If you are an adoptee born from a consensual relationship, let’s face it, our parents wanted to have sex, they didn’t want to share a child together. If our parents felt they had to give us up, or even wanted to , we were obviously born into a bad or difficult situation. Our arrival wasn’t joyous, we weren’t welcomed happily into the world. When I was born, there were no cards, no balloons, no excited grandparents eager to meet me. I have always wondered how that affected me.
After I initially contacted my first mother, an adoptive relative told me he admired my courage. And I immediately dismissed the compliment. I told him that it was common knowledge that unwed mothers of the closed era had wanted their children and were forced to give them up, so I wasn’t really taking much of a risk. How did I know this? Based on two, that’s right , a mere two, first mother memoirs, Lorraine Dusky’s Birthmark and Carol Schaefer’s The Other Mother. That was certainly wishful thinking on my part. I realize now that I HAD BEEN incredibly courageous. The story I had been told was that my unwed mother had CHOSEN not to marry my father and thought adoption was the best option for both of us. As anyone who has read my story knows, that was far from the truth.
Happy New Year to all!
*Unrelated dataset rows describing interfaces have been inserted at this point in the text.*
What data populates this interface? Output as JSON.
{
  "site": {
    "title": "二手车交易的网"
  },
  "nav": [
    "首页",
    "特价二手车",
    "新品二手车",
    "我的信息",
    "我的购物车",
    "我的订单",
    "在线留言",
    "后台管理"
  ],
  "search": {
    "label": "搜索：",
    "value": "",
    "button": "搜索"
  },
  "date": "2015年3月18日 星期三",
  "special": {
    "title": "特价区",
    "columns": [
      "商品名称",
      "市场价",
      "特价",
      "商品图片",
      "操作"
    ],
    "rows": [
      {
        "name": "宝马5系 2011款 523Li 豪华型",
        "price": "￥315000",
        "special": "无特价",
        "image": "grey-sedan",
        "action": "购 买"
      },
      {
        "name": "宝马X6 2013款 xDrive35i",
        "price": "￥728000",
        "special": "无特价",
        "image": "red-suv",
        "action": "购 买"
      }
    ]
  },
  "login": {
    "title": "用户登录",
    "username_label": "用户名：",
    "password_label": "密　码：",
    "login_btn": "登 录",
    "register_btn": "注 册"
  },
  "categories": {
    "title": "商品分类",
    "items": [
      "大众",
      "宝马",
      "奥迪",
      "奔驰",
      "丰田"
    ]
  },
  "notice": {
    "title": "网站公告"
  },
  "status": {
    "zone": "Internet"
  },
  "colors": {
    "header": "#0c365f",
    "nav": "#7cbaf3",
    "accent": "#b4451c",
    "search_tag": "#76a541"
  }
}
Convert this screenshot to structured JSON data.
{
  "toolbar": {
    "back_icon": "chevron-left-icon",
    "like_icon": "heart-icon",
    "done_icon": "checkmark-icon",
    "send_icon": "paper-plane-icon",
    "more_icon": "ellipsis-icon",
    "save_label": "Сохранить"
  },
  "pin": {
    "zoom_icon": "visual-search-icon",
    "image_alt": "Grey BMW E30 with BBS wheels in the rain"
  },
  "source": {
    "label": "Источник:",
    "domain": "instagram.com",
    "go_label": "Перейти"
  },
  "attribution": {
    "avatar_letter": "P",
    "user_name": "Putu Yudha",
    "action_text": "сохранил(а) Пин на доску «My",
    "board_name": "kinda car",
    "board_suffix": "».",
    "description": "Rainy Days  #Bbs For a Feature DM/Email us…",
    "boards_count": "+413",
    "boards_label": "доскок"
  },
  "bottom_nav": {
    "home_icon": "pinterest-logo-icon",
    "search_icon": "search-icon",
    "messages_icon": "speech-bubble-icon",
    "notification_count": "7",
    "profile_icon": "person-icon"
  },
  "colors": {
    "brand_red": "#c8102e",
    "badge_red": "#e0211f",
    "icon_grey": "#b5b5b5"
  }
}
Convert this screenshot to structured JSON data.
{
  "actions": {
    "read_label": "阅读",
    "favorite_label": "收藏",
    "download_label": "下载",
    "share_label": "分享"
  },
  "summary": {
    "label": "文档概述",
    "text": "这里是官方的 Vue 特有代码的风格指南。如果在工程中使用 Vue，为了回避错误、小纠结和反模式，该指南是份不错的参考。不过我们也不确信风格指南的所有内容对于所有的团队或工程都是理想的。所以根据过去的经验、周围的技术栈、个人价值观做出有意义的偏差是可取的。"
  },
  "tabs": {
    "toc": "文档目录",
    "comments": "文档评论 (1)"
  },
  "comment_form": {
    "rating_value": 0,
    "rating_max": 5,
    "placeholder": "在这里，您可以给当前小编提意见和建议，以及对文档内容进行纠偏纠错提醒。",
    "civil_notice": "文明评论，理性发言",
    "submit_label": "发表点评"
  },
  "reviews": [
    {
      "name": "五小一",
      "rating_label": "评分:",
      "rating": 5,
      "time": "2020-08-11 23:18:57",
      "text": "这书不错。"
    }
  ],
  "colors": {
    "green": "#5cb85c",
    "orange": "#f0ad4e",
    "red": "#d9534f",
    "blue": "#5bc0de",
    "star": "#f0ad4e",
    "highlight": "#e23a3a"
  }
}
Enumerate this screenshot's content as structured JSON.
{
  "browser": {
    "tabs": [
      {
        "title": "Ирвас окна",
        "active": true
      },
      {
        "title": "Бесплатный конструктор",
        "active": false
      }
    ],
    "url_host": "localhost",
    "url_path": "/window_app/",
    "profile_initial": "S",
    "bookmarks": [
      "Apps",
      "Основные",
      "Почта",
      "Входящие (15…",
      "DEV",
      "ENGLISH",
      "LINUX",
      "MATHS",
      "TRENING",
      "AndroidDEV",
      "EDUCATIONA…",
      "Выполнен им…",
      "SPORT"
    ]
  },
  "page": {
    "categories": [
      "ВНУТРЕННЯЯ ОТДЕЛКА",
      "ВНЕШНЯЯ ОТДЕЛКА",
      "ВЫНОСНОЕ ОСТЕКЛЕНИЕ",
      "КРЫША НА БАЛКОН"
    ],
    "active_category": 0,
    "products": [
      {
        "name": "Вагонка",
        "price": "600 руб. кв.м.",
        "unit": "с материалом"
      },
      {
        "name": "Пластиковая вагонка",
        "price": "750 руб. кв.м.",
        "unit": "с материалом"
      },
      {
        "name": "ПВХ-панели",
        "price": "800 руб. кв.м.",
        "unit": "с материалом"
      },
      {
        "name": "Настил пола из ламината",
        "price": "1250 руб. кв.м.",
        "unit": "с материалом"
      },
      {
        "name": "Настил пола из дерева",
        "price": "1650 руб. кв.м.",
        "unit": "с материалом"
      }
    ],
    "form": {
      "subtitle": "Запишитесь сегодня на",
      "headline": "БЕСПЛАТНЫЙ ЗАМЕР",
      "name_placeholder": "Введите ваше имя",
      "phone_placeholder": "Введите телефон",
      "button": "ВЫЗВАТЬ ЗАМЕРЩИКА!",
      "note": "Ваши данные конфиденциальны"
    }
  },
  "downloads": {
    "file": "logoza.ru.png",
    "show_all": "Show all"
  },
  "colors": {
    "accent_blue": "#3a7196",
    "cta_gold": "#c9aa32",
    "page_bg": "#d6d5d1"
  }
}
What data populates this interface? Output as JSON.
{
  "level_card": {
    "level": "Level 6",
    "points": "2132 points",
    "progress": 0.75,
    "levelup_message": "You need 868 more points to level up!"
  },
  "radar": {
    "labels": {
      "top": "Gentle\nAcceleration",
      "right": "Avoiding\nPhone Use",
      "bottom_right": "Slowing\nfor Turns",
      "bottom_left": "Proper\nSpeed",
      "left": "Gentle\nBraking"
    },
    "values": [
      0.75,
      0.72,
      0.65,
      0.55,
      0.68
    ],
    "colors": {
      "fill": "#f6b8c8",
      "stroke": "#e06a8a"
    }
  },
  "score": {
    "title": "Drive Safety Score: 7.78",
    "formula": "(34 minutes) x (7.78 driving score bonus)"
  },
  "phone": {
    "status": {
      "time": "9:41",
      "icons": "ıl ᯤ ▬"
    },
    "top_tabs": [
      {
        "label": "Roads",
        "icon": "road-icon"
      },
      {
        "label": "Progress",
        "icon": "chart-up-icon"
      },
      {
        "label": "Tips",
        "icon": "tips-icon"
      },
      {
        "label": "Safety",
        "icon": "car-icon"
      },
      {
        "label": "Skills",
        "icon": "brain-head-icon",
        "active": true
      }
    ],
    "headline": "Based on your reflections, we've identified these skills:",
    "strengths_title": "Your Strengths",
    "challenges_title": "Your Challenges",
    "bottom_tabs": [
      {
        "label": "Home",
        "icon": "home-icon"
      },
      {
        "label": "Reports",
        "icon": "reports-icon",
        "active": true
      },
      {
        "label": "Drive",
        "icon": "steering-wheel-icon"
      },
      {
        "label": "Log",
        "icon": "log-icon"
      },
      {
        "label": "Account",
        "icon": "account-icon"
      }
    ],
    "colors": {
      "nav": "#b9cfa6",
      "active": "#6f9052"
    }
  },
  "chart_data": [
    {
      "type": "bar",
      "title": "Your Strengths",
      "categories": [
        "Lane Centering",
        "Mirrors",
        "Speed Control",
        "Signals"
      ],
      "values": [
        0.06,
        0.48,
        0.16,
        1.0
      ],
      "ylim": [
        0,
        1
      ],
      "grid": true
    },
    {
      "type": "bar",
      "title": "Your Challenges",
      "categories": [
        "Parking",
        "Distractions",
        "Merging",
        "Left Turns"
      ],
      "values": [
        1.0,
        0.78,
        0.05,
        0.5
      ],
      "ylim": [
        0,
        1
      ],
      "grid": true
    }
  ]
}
*For an incredible essay written by a non-adoptee, see Anthony Brandt’s (aka Lorraine Dusky’s husband extraordinaire) post called “BLOOD”, at his blog, COMPLETELY OUT OF MY MIND. It is written with so much passion, so much conviction, and is so clearly heartfelt about the importance of the genetic connection.http://anthonybrandtcompletelyoutofmymind.blogspot.com/2013/12/blood.html